=== EXERCISE GOAL ===
What is needed is an exact copy of all the records, written out in full.

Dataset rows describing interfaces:
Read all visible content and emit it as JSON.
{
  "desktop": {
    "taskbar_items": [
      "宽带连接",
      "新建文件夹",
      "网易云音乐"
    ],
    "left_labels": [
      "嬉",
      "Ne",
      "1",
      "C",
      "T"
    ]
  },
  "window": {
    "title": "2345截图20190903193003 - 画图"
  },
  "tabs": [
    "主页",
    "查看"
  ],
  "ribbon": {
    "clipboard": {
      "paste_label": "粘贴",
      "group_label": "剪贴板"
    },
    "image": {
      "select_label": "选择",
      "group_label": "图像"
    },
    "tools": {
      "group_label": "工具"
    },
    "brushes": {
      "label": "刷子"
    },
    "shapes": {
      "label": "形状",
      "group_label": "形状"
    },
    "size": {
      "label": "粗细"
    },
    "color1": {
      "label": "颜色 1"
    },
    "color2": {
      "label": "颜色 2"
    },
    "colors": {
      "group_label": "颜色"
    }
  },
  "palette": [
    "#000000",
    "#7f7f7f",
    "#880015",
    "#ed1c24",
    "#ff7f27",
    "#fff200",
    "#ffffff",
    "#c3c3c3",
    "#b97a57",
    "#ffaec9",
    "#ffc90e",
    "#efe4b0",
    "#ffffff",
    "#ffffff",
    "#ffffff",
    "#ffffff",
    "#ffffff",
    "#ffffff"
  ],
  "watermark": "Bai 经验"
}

=== SOLUTION ===
Read all visible content and emit it as JSON.
{
  "desktop": {
    "taskbar_items": [
      "宽带连接",
      "新建文件夹",
      "网易云音乐"
    ],
    "left_labels": [
      "嬉",
      "Ne",
      "1",
      "C",
      "T"
    ]
  },
  "window": {
    "title": "2345截图20190903193003 - 画图"
  },
  "tabs": [
    "主页",
    "查看"
  ],
  "ribbon": {
    "clipboard": {
      "paste_label": "粘贴",
      "group_label": "剪贴板"
    },
    "image": {
      "select_label": "选择",
      "group_label": "图像"
    },
    "tools": {
      "group_label": "工具"
    },
    "brushes": {
      "label": "刷子"
    },
    "shapes": {
      "label": "形状",
      "group_label": "形状"
    },
    "size": {
      "label": "粗细"
    },
    "color1": {
      "label": "颜色 1"
    },
    "color2": {
      "label": "颜色 2"
    },
    "colors": {
      "group_label": "颜色"
    }
  },
  "palette": [
    "#000000",
    "#7f7f7f",
    "#880015",
    "#ed1c24",
    "#ff7f27",
    "#fff200",
    "#ffffff",
    "#c3c3c3",
    "#b97a57",
    "#ffaec9",
    "#ffc90e",
    "#efe4b0",
    "#ffffff",
    "#ffffff",
    "#ffffff",
    "#ffffff",
    "#ffffff",
    "#ffffff"
  ],
  "watermark": "Bai 经验"
}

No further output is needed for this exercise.